On Behalf of | Mar 2, 2022 | Real Estate Law

Moving into a new property is an exciting time. You may have been anticipating the move for many months and can’t wait to start making the place your own. 

Generally, neighbors tend to be welcoming to new arrivals, or at least not hostile. You may go on to say “hi” to your neighbors every day and even form lasting friendships. Unfortunately, the dream home that you had envisaged does not always come to fruition. Your neighbors may not be as welcoming as you had hoped, and you could end up in a boundary dispute. 

Essentially, a boundary dispute is a disagreement over where legal ownership of a property begins and ends. This type of dispute can take on several forms, with some of the more common types outlined below. 

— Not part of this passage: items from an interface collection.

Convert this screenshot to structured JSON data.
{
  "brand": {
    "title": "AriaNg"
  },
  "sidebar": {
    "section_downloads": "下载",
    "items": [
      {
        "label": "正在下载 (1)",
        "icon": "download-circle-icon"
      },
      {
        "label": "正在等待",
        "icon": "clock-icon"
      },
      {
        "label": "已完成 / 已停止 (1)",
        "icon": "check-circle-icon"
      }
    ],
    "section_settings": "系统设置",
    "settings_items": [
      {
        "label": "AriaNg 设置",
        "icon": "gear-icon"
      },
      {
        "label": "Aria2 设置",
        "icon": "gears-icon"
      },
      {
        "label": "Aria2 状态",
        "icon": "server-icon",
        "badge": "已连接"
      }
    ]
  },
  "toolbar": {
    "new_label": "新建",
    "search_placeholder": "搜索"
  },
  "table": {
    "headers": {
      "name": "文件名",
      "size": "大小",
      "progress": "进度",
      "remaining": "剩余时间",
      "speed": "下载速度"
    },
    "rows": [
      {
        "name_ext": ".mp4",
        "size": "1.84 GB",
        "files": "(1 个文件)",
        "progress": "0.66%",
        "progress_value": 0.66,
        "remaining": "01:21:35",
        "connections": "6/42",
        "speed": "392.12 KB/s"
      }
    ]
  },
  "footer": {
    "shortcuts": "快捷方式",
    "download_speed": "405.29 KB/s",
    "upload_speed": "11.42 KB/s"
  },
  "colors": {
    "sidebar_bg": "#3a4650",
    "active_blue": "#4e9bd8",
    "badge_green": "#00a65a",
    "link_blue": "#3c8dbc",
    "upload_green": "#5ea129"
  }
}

Disagreements over fencing 

A fence is one way to maintain privacy and also outline the border of your property. The trouble is, neighbors don’t always appreciate them. Front or rear gardens may previously have been left unfenced, and the neighbor may argue that your new fence intrudes on their property. 

You might be able to resolve this by showing them any legal paperwork you have close to hand. Unfortunately, this is often not enough, and your word or the expert opinion of your surveyor may not be trusted. Your neighbor might need to seek an opinion from their own surveyor before they are satisfied with your claims.

Extensions to property 

Much like fencing disputes, if you extend a property and your neighbor believes it encroaches on their land, problems can arise. You are perfectly entitled to carry out home improvements, but make sure you check the legal boundaries before construction commences. If your neighbor is building an extension and you suspect that it crosses boundary lines, be sure to take action early. Due to the permanent nature of extension buildings, it is not always practical to have them removed once construction is complete. 

Boundary disputes can be complex, but the courts do resolve them every day. If you are in the middle of a disagreement involving real estate, make sure you are aware of your legal rights.